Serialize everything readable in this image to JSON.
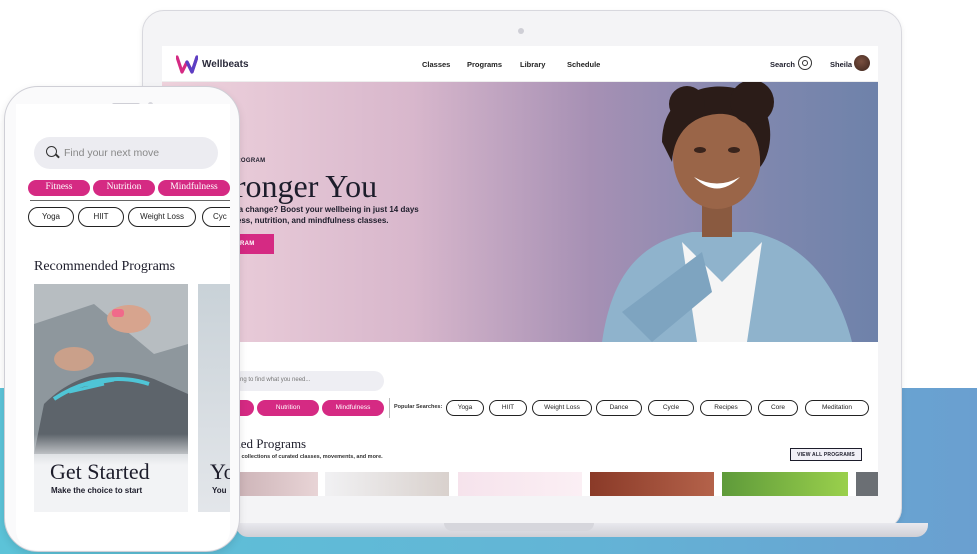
{
  "brand": {
    "name": "Wellbeats",
    "accent": "#d52a83"
  },
  "nav": {
    "links": [
      "Classes",
      "Programs",
      "Library",
      "Schedule"
    ],
    "search_label": "Search",
    "user_name": "Sheila"
  },
  "hero": {
    "eyebrow": "PROGRAM",
    "title": "tronger You",
    "copy_line1": "e a change? Boost your wellbeing in just 14 days",
    "copy_line2": "ness, nutrition, and mindfulness classes.",
    "button_label": "RAM"
  },
  "desktop_search": {
    "placeholder": "ng to find what you need..."
  },
  "desktop_tabs": [
    "Nutrition",
    "Mindfulness"
  ],
  "popular": {
    "label": "Popular Searches:",
    "chips": [
      "Yoga",
      "HIIT",
      "Weight Loss",
      "Dance",
      "Cycle",
      "Recipes",
      "Core",
      "Meditation"
    ]
  },
  "recommended": {
    "title": "ended Programs",
    "subtitle": "ured collections of curated classes, movements, and more.",
    "view_all": "VIEW ALL PROGRAMS"
  },
  "phone": {
    "search_placeholder": "Find your next move",
    "tabs": [
      "Fitness",
      "Nutrition",
      "Mindfulness"
    ],
    "chips": [
      "Yoga",
      "HIIT",
      "Weight Loss",
      "Cyc"
    ],
    "section_title": "Recommended Programs",
    "cards": [
      {
        "title": "Get Started",
        "subtitle": "Make the choice to start"
      },
      {
        "title": "Yo",
        "subtitle": "You"
      }
    ]
  }
}
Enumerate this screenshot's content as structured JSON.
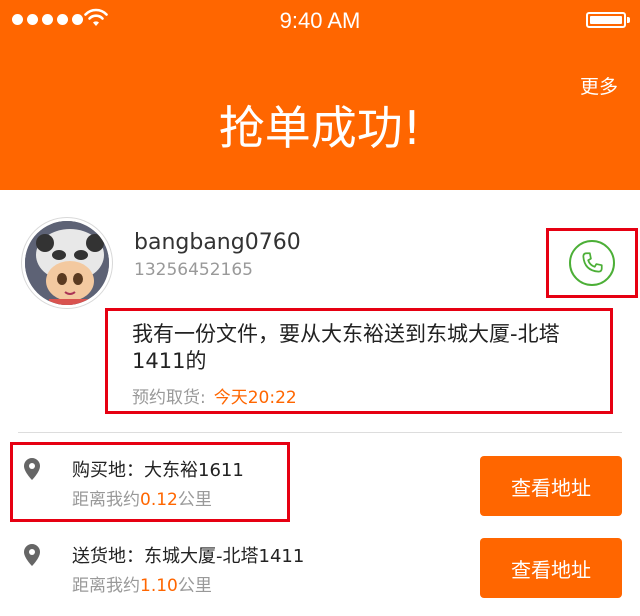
{
  "status_bar": {
    "time": "9:40 AM"
  },
  "header": {
    "more_label": "更多",
    "title": "抢单成功!"
  },
  "user": {
    "username": "bangbang0760",
    "phone": "13256452165"
  },
  "order": {
    "description": "我有一份文件，要从大东裕送到东城大厦-北塔1411的",
    "pickup_label": "预约取货:",
    "pickup_time": "今天20:22"
  },
  "addresses": [
    {
      "label": "购买地：大东裕1611",
      "distance_prefix": "距离我约",
      "distance_value": "0.12",
      "distance_unit": "公里",
      "button_label": "查看地址"
    },
    {
      "label": "送货地：东城大厦-北塔1411",
      "distance_prefix": "距离我约",
      "distance_value": "1.10",
      "distance_unit": "公里",
      "button_label": "查看地址"
    }
  ],
  "colors": {
    "brand": "#ff6600",
    "annotation": "#e60012",
    "call": "#4caf37"
  },
  "icons": {
    "call": "phone-icon",
    "location": "location-pin-icon",
    "avatar": "panda-hat-avatar"
  }
}
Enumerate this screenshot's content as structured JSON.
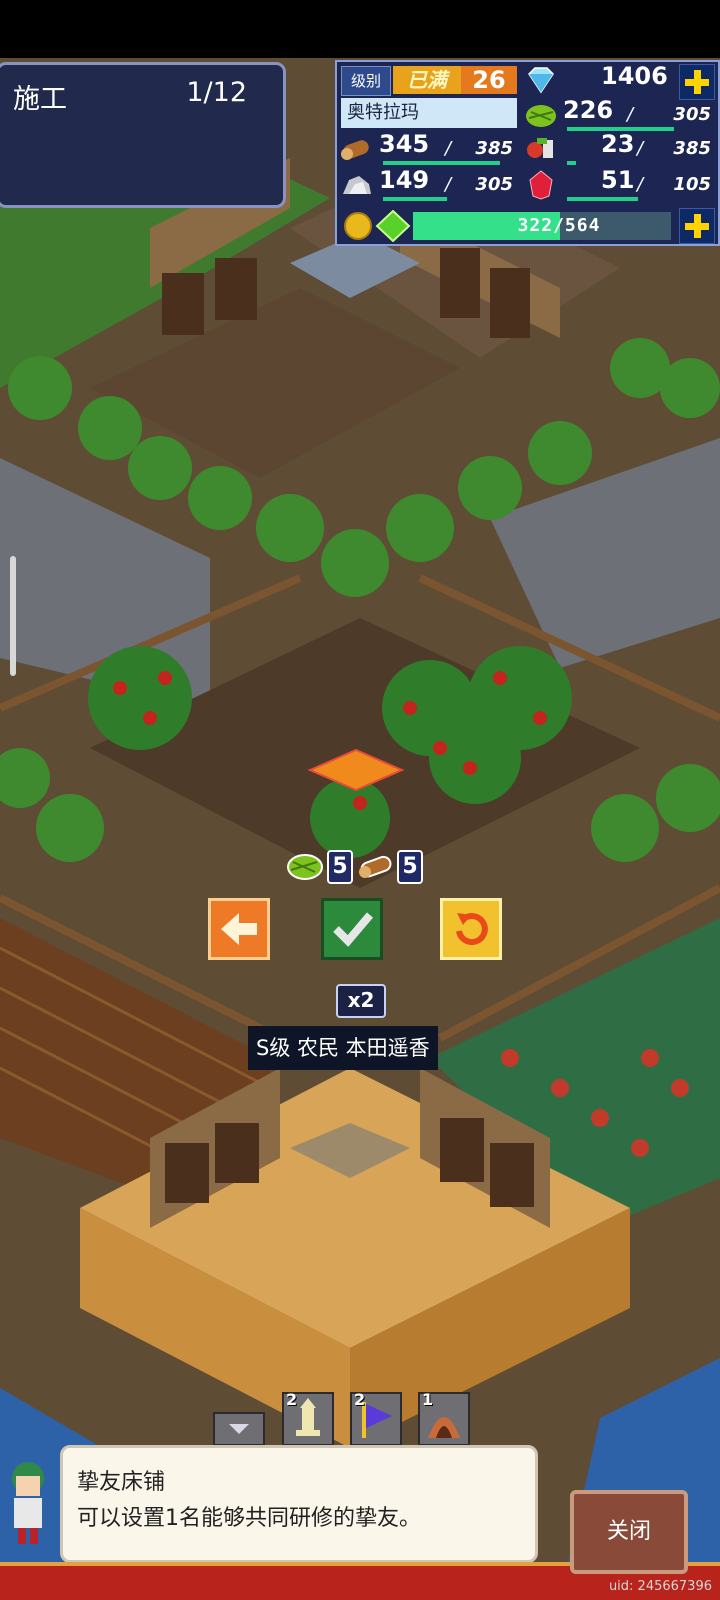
{
  "build": {
    "label": "施工",
    "progress": "1/12"
  },
  "status": {
    "rank_label": "级别",
    "rank_max": "已满",
    "rank_level": "26",
    "town_name": "奥特拉玛",
    "gems": "1406",
    "resources": [
      {
        "icon": "grass-icon",
        "value": "226",
        "max": "305",
        "fill": 0.74
      },
      {
        "icon": "wood-icon",
        "value": "345",
        "max": "385",
        "fill": 0.9
      },
      {
        "icon": "food-icon",
        "value": "23",
        "max": "385",
        "fill": 0.06
      },
      {
        "icon": "ore-icon",
        "value": "149",
        "max": "305",
        "fill": 0.49
      },
      {
        "icon": "ruby-icon",
        "value": "51",
        "max": "105",
        "fill": 0.49
      }
    ],
    "exp_text": "322/564",
    "exp_fill": 0.571
  },
  "placement": {
    "costs": [
      {
        "icon": "grass-icon",
        "value": "5"
      },
      {
        "icon": "wood-icon",
        "value": "5"
      }
    ],
    "multiplier": "x2",
    "worker_label": "S级 农民  本田遥香"
  },
  "tray": {
    "counts": [
      "2",
      "2",
      "1"
    ]
  },
  "hint": {
    "title": "挚友床铺",
    "desc": "可以设置1名能够共同研修的挚友。"
  },
  "close_label": "关闭",
  "uid": "uid: 245667396",
  "colors": {
    "accent_panel": "#1d2652",
    "exp_bar": "#34e08a",
    "close_button": "#8a4a3a",
    "bottom_bar": "#b8231b"
  }
}
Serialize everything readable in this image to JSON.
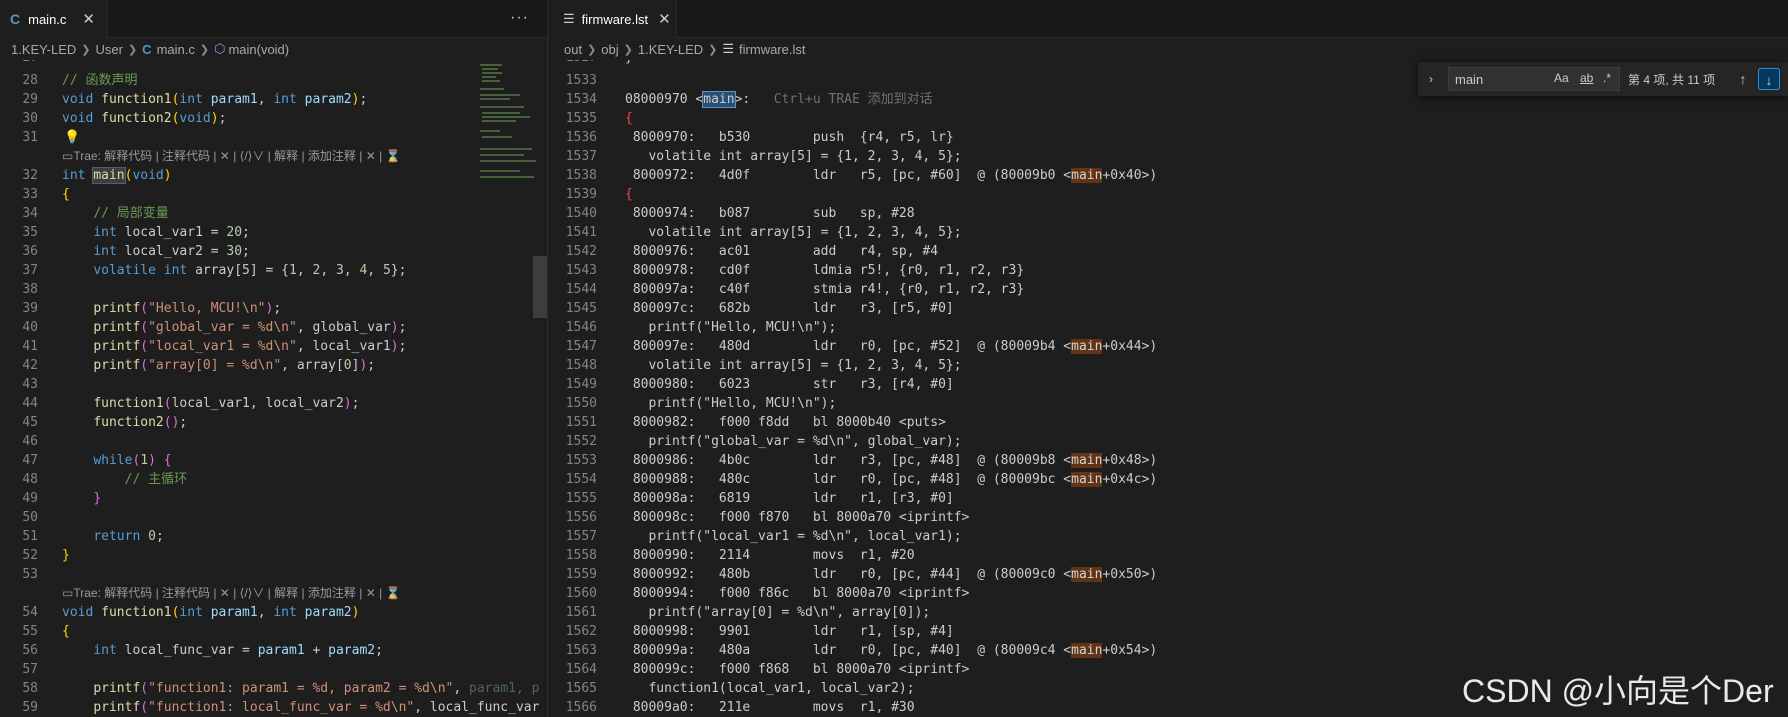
{
  "left": {
    "tab_label": "main.c",
    "tab_icon": "C",
    "tab_close": "✕",
    "more_actions": "···",
    "breadcrumb": [
      "1.KEY-LED",
      "User",
      "main.c",
      "main(void)"
    ]
  },
  "right": {
    "tab_label": "firmware.lst",
    "tab_close": "✕",
    "breadcrumb": [
      "out",
      "obj",
      "1.KEY-LED",
      "firmware.lst"
    ]
  },
  "codelens": {
    "lens1": "▭Trae: 解释代码 | 注释代码 | ✕ | ⟨/⟩∨ | 解释 | 添加注释 | ✕ | ⌛",
    "lens2": "▭Trae: 解释代码 | 注释代码 | ✕ | ⟨/⟩∨ | 解释 | 添加注释 | ✕ | ⌛"
  },
  "inline_hint": "Ctrl+u TRAE 添加到对话",
  "find": {
    "query": "main",
    "opt_case": "Aa",
    "opt_word": "ab",
    "opt_regex": ".*",
    "count": "第 4 项, 共 11 项",
    "prev": "↑",
    "next": "↓",
    "toggle": "›"
  },
  "watermark": "CSDN @小向是个Der",
  "colors": {
    "background": "#1e1e1e",
    "keyword": "#569cd6",
    "function": "#dcdcaa",
    "string": "#ce9178",
    "number": "#b5cea8",
    "comment": "#6a9955",
    "param": "#9cdcfe",
    "find_match": "#623315"
  }
}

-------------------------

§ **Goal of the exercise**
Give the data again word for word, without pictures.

§ **Answer for this exercise**
Serialize everything readable in this image to JSON.
{
  "brand": {
    "name": "Wellbeats",
    "accent": "#d52a83"
  },
  "nav": {
    "links": [
      "Classes",
      "Programs",
      "Library",
      "Schedule"
    ],
    "search_label": "Search",
    "user_name": "Sheila"
  },
  "hero": {
    "eyebrow": "PROGRAM",
    "title": "tronger You",
    "copy_line1": "e a change? Boost your wellbeing in just 14 days",
    "copy_line2": "ness, nutrition, and mindfulness classes.",
    "button_label": "RAM"
  },
  "desktop_search": {
    "placeholder": "ng to find what you need..."
  },
  "desktop_tabs": [
    "Nutrition",
    "Mindfulness"
  ],
  "popular": {
    "label": "Popular Searches:",
    "chips": [
      "Yoga",
      "HIIT",
      "Weight Loss",
      "Dance",
      "Cycle",
      "Recipes",
      "Core",
      "Meditation"
    ]
  },
  "recommended": {
    "title": "ended Programs",
    "subtitle": "ured collections of curated classes, movements, and more.",
    "view_all": "VIEW ALL PROGRAMS"
  },
  "phone": {
    "search_placeholder": "Find your next move",
    "tabs": [
      "Fitness",
      "Nutrition",
      "Mindfulness"
    ],
    "chips": [
      "Yoga",
      "HIIT",
      "Weight Loss",
      "Cyc"
    ],
    "section_title": "Recommended Programs",
    "cards": [
      {
        "title": "Get Started",
        "subtitle": "Make the choice to start"
      },
      {
        "title": "Yo",
        "subtitle": "You"
      }
    ]
  }
}
Enumerate this screenshot's content as structured JSON.
{
  "status_bar": {
    "time": "9:40 AM"
  },
  "header": {
    "more_label": "更多",
    "title": "抢单成功!"
  },
  "user": {
    "username": "bangbang0760",
    "phone": "13256452165"
  },
  "order": {
    "description": "我有一份文件，要从大东裕送到东城大厦-北塔1411的",
    "pickup_label": "预约取货:",
    "pickup_time": "今天20:22"
  },
  "addresses": [
    {
      "label": "购买地：大东裕1611",
      "distance_prefix": "距离我约",
      "distance_value": "0.12",
      "distance_unit": "公里",
      "button_label": "查看地址"
    },
    {
      "label": "送货地：东城大厦-北塔1411",
      "distance_prefix": "距离我约",
      "distance_value": "1.10",
      "distance_unit": "公里",
      "button_label": "查看地址"
    }
  ],
  "colors": {
    "brand": "#ff6600",
    "annotation": "#e60012",
    "call": "#4caf37"
  },
  "icons": {
    "call": "phone-icon",
    "location": "location-pin-icon",
    "avatar": "panda-hat-avatar"
  }
}
Enumerate this screenshot's content as structured JSON.
{
  "build": {
    "label": "施工",
    "progress": "1/12"
  },
  "status": {
    "rank_label": "级别",
    "rank_max": "已满",
    "rank_level": "26",
    "town_name": "奥特拉玛",
    "gems": "1406",
    "resources": [
      {
        "icon": "grass-icon",
        "value": "226",
        "max": "305",
        "fill": 0.74
      },
      {
        "icon": "wood-icon",
        "value": "345",
        "max": "385",
        "fill": 0.9
      },
      {
        "icon": "food-icon",
        "value": "23",
        "max": "385",
        "fill": 0.06
      },
      {
        "icon": "ore-icon",
        "value": "149",
        "max": "305",
        "fill": 0.49
      },
      {
        "icon": "ruby-icon",
        "value": "51",
        "max": "105",
        "fill": 0.49
      }
    ],
    "exp_text": "322/564",
    "exp_fill": 0.571
  },
  "placement": {
    "costs": [
      {
        "icon": "grass-icon",
        "value": "5"
      },
      {
        "icon": "wood-icon",
        "value": "5"
      }
    ],
    "multiplier": "x2",
    "worker_label": "S级 农民  本田遥香"
  },
  "tray": {
    "counts": [
      "2",
      "2",
      "1"
    ]
  },
  "hint": {
    "title": "挚友床铺",
    "desc": "可以设置1名能够共同研修的挚友。"
  },
  "close_label": "关闭",
  "uid": "uid: 245667396",
  "colors": {
    "accent_panel": "#1d2652",
    "exp_bar": "#34e08a",
    "close_button": "#8a4a3a",
    "bottom_bar": "#b8231b"
  }
}
Serialize everything readable in this image to JSON.
{
  "left": {
    "tab_label": "main.c",
    "tab_icon": "C",
    "tab_close": "✕",
    "more_actions": "···",
    "breadcrumb": [
      "1.KEY-LED",
      "User",
      "main.c",
      "main(void)"
    ]
  },
  "right": {
    "tab_label": "firmware.lst",
    "tab_close": "✕",
    "breadcrumb": [
      "out",
      "obj",
      "1.KEY-LED",
      "firmware.lst"
    ]
  },
  "codelens": {
    "lens1": "▭Trae: 解释代码 | 注释代码 | ✕ | ⟨/⟩∨ | 解释 | 添加注释 | ✕ | ⌛",
    "lens2": "▭Trae: 解释代码 | 注释代码 | ✕ | ⟨/⟩∨ | 解释 | 添加注释 | ✕ | ⌛"
  },
  "inline_hint": "Ctrl+u TRAE 添加到对话",
  "find": {
    "query": "main",
    "opt_case": "Aa",
    "opt_word": "ab",
    "opt_regex": ".*",
    "count": "第 4 项, 共 11 项",
    "prev": "↑",
    "next": "↓",
    "toggle": "›"
  },
  "watermark": "CSDN @小向是个Der",
  "colors": {
    "background": "#1e1e1e",
    "keyword": "#569cd6",
    "function": "#dcdcaa",
    "string": "#ce9178",
    "number": "#b5cea8",
    "comment": "#6a9955",
    "param": "#9cdcfe",
    "find_match": "#623315"
  }
}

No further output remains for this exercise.